*** Begin section ***

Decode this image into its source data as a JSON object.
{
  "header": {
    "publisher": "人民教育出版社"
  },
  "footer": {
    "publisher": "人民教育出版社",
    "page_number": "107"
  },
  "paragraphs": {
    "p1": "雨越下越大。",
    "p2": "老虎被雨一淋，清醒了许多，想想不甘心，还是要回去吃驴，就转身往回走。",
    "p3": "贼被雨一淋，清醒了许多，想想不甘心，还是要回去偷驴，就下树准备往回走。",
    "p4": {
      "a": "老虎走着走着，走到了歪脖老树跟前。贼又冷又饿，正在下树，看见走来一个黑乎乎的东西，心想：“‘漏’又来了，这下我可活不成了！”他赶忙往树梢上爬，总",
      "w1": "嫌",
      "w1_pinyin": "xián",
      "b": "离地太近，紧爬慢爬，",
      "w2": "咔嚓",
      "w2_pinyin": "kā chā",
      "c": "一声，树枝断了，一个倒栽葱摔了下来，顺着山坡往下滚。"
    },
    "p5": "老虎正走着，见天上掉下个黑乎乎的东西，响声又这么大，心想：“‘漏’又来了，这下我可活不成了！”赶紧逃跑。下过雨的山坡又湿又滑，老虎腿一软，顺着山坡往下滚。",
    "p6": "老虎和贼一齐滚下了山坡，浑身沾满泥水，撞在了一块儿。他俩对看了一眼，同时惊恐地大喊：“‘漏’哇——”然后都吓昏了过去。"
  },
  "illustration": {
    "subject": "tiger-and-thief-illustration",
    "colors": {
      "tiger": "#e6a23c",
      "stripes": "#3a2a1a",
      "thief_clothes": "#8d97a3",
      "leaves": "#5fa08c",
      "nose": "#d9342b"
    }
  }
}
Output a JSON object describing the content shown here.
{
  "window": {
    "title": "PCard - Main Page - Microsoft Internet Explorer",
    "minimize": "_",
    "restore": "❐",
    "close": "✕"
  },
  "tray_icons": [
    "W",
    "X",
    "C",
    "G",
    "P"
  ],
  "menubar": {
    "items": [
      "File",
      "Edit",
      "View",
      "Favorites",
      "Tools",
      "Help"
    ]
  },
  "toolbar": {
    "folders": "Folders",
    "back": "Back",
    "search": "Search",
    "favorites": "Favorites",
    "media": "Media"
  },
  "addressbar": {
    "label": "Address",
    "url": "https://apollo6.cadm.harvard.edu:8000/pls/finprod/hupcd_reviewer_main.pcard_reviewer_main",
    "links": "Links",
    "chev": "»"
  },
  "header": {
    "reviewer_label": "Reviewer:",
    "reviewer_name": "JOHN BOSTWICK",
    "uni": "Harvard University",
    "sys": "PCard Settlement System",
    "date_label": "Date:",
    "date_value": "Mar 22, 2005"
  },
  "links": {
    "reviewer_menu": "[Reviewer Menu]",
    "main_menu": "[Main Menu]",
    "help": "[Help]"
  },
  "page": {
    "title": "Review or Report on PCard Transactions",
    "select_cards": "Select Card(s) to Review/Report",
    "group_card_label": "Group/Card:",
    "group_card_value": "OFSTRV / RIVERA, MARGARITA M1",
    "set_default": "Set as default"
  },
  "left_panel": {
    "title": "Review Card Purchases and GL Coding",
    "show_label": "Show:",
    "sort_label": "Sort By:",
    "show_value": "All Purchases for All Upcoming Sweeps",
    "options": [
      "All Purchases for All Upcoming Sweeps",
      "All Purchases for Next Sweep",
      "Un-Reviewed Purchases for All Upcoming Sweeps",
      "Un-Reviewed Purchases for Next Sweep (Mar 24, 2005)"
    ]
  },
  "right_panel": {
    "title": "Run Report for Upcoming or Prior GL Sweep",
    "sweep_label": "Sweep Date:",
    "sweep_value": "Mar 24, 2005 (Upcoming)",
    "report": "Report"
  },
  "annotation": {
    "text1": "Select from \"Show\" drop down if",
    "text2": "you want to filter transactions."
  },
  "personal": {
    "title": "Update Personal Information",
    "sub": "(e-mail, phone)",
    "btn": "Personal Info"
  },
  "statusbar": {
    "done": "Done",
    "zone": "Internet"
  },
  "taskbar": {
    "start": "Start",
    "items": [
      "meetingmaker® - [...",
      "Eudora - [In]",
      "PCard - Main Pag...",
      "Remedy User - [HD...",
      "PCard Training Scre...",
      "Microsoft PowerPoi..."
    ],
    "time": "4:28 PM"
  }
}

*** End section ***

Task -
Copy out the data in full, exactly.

Solution for this exercise -
Decode this image into its source data as a JSON object.
{
  "header": {
    "publisher": "人民教育出版社"
  },
  "footer": {
    "publisher": "人民教育出版社",
    "page_number": "107"
  },
  "paragraphs": {
    "p1": "雨越下越大。",
    "p2": "老虎被雨一淋，清醒了许多，想想不甘心，还是要回去吃驴，就转身往回走。",
    "p3": "贼被雨一淋，清醒了许多，想想不甘心，还是要回去偷驴，就下树准备往回走。",
    "p4": {
      "a": "老虎走着走着，走到了歪脖老树跟前。贼又冷又饿，正在下树，看见走来一个黑乎乎的东西，心想：“‘漏’又来了，这下我可活不成了！”他赶忙往树梢上爬，总",
      "w1": "嫌",
      "w1_pinyin": "xián",
      "b": "离地太近，紧爬慢爬，",
      "w2": "咔嚓",
      "w2_pinyin": "kā chā",
      "c": "一声，树枝断了，一个倒栽葱摔了下来，顺着山坡往下滚。"
    },
    "p5": "老虎正走着，见天上掉下个黑乎乎的东西，响声又这么大，心想：“‘漏’又来了，这下我可活不成了！”赶紧逃跑。下过雨的山坡又湿又滑，老虎腿一软，顺着山坡往下滚。",
    "p6": "老虎和贼一齐滚下了山坡，浑身沾满泥水，撞在了一块儿。他俩对看了一眼，同时惊恐地大喊：“‘漏’哇——”然后都吓昏了过去。"
  },
  "illustration": {
    "subject": "tiger-and-thief-illustration",
    "colors": {
      "tiger": "#e6a23c",
      "stripes": "#3a2a1a",
      "thief_clothes": "#8d97a3",
      "leaves": "#5fa08c",
      "nose": "#d9342b"
    }
  }
}
Output a JSON object describing the content shown here.
{
  "window": {
    "title": "PCard - Main Page - Microsoft Internet Explorer",
    "minimize": "_",
    "restore": "❐",
    "close": "✕"
  },
  "tray_icons": [
    "W",
    "X",
    "C",
    "G",
    "P"
  ],
  "menubar": {
    "items": [
      "File",
      "Edit",
      "View",
      "Favorites",
      "Tools",
      "Help"
    ]
  },
  "toolbar": {
    "folders": "Folders",
    "back": "Back",
    "search": "Search",
    "favorites": "Favorites",
    "media": "Media"
  },
  "addressbar": {
    "label": "Address",
    "url": "https://apollo6.cadm.harvard.edu:8000/pls/finprod/hupcd_reviewer_main.pcard_reviewer_main",
    "links": "Links",
    "chev": "»"
  },
  "header": {
    "reviewer_label": "Reviewer:",
    "reviewer_name": "JOHN BOSTWICK",
    "uni": "Harvard University",
    "sys": "PCard Settlement System",
    "date_label": "Date:",
    "date_value": "Mar 22, 2005"
  },
  "links": {
    "reviewer_menu": "[Reviewer Menu]",
    "main_menu": "[Main Menu]",
    "help": "[Help]"
  },
  "page": {
    "title": "Review or Report on PCard Transactions",
    "select_cards": "Select Card(s) to Review/Report",
    "group_card_label": "Group/Card:",
    "group_card_value": "OFSTRV / RIVERA, MARGARITA M1",
    "set_default": "Set as default"
  },
  "left_panel": {
    "title": "Review Card Purchases and GL Coding",
    "show_label": "Show:",
    "sort_label": "Sort By:",
    "show_value": "All Purchases for All Upcoming Sweeps",
    "options": [
      "All Purchases for All Upcoming Sweeps",
      "All Purchases for Next Sweep",
      "Un-Reviewed Purchases for All Upcoming Sweeps",
      "Un-Reviewed Purchases for Next Sweep (Mar 24, 2005)"
    ]
  },
  "right_panel": {
    "title": "Run Report for Upcoming or Prior GL Sweep",
    "sweep_label": "Sweep Date:",
    "sweep_value": "Mar 24, 2005 (Upcoming)",
    "report": "Report"
  },
  "annotation": {
    "text1": "Select from \"Show\" drop down if",
    "text2": "you want to filter transactions."
  },
  "personal": {
    "title": "Update Personal Information",
    "sub": "(e-mail, phone)",
    "btn": "Personal Info"
  },
  "statusbar": {
    "done": "Done",
    "zone": "Internet"
  },
  "taskbar": {
    "start": "Start",
    "items": [
      "meetingmaker® - [...",
      "Eudora - [In]",
      "PCard - Main Pag...",
      "Remedy User - [HD...",
      "PCard Training Scre...",
      "Microsoft PowerPoi..."
    ],
    "time": "4:28 PM"
  }
}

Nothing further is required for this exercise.